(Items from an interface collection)
—————

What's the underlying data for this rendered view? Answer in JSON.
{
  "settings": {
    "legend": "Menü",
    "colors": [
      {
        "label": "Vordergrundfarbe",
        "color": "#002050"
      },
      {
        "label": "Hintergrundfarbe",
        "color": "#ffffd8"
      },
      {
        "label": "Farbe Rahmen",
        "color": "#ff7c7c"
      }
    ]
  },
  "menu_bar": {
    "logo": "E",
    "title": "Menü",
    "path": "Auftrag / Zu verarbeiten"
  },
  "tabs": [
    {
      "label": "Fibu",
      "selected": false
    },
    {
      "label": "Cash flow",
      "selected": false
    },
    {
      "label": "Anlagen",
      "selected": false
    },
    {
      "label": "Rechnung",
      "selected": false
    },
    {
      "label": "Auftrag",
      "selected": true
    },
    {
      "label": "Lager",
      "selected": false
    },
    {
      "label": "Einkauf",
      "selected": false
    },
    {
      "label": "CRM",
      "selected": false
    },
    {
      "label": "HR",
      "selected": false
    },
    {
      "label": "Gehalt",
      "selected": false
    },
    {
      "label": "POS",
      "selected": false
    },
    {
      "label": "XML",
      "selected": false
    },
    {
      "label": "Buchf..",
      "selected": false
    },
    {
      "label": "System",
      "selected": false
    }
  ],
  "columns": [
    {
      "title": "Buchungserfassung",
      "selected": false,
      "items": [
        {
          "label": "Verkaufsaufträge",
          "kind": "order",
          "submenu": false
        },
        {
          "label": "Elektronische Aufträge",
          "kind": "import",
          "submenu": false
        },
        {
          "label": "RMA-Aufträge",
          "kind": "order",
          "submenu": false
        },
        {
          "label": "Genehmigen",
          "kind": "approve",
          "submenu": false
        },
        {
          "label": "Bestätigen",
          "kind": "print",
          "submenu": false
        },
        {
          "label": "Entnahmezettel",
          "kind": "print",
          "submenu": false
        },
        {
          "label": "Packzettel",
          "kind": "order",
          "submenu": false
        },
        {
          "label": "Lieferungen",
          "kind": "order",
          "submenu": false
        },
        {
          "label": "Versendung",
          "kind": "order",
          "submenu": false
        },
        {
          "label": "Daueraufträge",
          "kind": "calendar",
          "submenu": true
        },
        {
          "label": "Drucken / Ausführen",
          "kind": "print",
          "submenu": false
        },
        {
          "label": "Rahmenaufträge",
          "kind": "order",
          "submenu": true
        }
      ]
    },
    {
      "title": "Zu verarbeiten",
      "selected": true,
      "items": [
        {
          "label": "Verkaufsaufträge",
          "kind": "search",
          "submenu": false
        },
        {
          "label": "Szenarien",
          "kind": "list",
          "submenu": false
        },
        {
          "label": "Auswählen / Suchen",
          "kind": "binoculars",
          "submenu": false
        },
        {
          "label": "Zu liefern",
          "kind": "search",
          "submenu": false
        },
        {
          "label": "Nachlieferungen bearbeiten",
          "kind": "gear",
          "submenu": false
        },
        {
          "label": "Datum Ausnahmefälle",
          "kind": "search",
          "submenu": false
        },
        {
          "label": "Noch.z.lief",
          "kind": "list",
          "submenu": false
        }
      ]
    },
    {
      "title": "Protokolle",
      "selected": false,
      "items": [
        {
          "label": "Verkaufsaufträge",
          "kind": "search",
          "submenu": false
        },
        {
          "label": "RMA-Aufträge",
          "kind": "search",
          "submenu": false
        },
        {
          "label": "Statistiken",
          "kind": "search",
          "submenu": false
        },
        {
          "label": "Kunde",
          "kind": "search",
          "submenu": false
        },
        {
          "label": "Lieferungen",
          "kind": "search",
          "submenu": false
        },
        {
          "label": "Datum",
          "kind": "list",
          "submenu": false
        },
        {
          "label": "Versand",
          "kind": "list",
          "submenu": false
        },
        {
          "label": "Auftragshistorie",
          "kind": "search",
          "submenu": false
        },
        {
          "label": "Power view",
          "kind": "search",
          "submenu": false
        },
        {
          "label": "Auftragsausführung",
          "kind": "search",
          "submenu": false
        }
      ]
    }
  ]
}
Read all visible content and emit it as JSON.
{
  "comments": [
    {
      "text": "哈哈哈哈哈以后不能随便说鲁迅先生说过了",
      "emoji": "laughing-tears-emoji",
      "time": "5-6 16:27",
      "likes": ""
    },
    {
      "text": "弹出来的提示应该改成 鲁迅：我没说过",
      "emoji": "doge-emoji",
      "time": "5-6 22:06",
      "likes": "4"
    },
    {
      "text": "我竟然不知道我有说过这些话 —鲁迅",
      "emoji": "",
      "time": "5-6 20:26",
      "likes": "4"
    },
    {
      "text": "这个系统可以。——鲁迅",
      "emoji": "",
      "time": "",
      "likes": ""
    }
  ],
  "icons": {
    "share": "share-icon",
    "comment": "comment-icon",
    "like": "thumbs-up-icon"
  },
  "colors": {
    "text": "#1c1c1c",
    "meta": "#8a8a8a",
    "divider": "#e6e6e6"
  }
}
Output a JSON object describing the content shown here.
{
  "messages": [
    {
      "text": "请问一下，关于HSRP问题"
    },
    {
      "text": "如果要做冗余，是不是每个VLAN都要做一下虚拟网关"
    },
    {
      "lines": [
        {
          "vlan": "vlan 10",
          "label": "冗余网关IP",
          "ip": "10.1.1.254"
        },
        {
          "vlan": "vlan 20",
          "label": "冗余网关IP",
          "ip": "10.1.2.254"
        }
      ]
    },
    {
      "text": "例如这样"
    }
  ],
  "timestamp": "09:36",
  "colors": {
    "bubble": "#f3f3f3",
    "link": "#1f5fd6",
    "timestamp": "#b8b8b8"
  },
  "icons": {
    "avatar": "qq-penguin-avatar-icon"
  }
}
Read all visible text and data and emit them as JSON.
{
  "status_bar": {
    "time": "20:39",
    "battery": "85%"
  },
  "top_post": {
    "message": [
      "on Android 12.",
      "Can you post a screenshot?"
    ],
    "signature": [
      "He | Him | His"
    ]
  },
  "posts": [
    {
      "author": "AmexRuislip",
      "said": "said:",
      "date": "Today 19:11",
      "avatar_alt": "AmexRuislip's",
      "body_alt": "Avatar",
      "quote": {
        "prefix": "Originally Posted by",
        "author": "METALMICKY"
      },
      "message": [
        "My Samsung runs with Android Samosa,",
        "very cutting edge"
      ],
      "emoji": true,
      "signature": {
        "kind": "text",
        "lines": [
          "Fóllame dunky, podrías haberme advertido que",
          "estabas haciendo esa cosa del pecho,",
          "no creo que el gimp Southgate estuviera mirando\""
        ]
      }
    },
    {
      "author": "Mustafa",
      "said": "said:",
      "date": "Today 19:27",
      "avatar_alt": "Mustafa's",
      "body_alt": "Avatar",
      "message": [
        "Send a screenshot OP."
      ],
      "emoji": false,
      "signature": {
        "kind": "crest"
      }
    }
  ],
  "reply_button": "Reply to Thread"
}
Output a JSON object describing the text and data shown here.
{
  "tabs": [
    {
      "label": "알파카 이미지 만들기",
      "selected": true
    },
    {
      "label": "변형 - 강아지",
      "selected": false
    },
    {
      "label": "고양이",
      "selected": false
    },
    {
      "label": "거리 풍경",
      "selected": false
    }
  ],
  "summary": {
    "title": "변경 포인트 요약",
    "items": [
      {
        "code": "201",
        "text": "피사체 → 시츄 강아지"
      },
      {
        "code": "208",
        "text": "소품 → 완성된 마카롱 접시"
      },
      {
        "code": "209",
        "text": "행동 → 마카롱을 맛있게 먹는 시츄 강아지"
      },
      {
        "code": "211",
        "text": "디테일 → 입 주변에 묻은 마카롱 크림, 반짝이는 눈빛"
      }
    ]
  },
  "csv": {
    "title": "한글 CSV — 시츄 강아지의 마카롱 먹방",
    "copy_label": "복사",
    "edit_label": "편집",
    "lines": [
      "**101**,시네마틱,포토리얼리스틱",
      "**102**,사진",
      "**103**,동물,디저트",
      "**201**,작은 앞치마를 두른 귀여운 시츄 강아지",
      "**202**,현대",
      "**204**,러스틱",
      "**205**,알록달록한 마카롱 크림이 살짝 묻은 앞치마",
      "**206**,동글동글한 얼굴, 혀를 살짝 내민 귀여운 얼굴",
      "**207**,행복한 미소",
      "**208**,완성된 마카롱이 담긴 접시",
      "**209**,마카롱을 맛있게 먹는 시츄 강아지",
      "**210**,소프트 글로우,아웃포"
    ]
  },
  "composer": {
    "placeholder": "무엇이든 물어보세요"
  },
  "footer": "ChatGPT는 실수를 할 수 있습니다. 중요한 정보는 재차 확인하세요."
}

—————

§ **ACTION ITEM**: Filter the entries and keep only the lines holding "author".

§ **RESPONSE TO THIS TASK**:
      "author": "AmexRuislip",
        "author": "METALMICKY"
      "author": "Mustafa",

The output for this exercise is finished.